Count the lines in the entries below that include the word "point". Give nothing but the number.

- **Material for this exercise**:
►

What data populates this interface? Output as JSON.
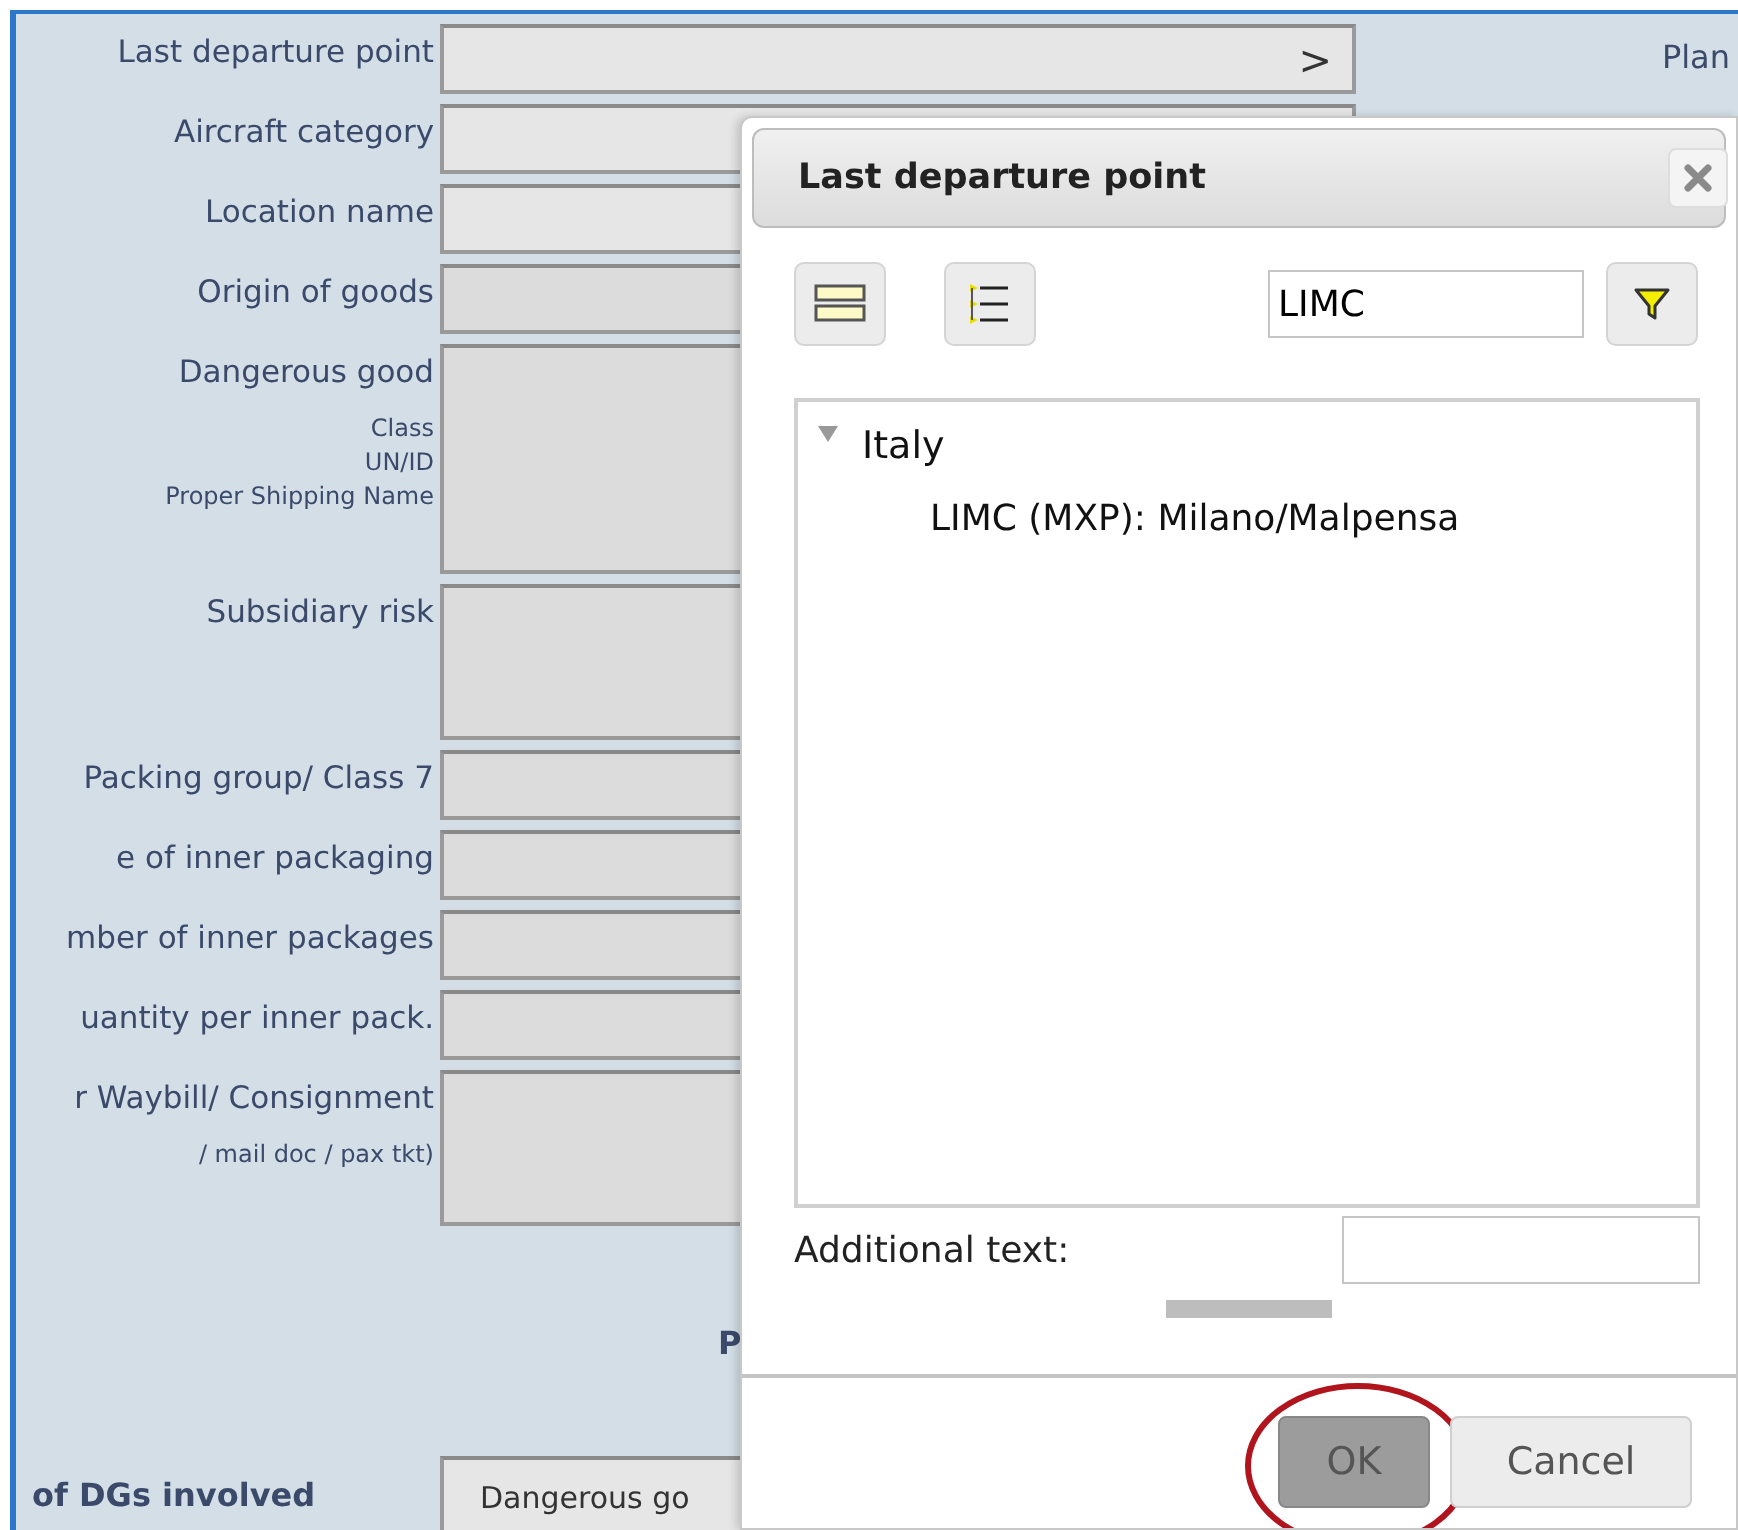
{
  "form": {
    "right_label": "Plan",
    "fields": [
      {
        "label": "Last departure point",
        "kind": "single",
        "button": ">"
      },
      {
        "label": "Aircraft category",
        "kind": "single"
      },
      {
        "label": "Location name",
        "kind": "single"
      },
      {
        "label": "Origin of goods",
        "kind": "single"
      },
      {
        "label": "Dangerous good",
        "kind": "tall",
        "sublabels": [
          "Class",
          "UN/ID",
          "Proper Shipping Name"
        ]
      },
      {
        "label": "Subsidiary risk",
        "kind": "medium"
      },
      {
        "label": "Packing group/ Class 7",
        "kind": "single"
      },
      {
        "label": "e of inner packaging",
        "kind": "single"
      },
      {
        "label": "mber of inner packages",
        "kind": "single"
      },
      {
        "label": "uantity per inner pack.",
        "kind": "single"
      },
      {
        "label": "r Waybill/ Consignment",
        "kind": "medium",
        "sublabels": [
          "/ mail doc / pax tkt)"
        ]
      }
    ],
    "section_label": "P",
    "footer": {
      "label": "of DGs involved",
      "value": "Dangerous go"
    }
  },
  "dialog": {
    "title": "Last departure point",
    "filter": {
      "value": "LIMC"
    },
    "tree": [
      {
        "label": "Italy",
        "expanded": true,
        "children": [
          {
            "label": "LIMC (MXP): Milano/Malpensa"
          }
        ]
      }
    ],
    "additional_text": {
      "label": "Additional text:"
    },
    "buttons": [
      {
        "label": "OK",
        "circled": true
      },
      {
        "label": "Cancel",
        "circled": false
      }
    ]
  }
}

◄

- **Solution for this problem**: 2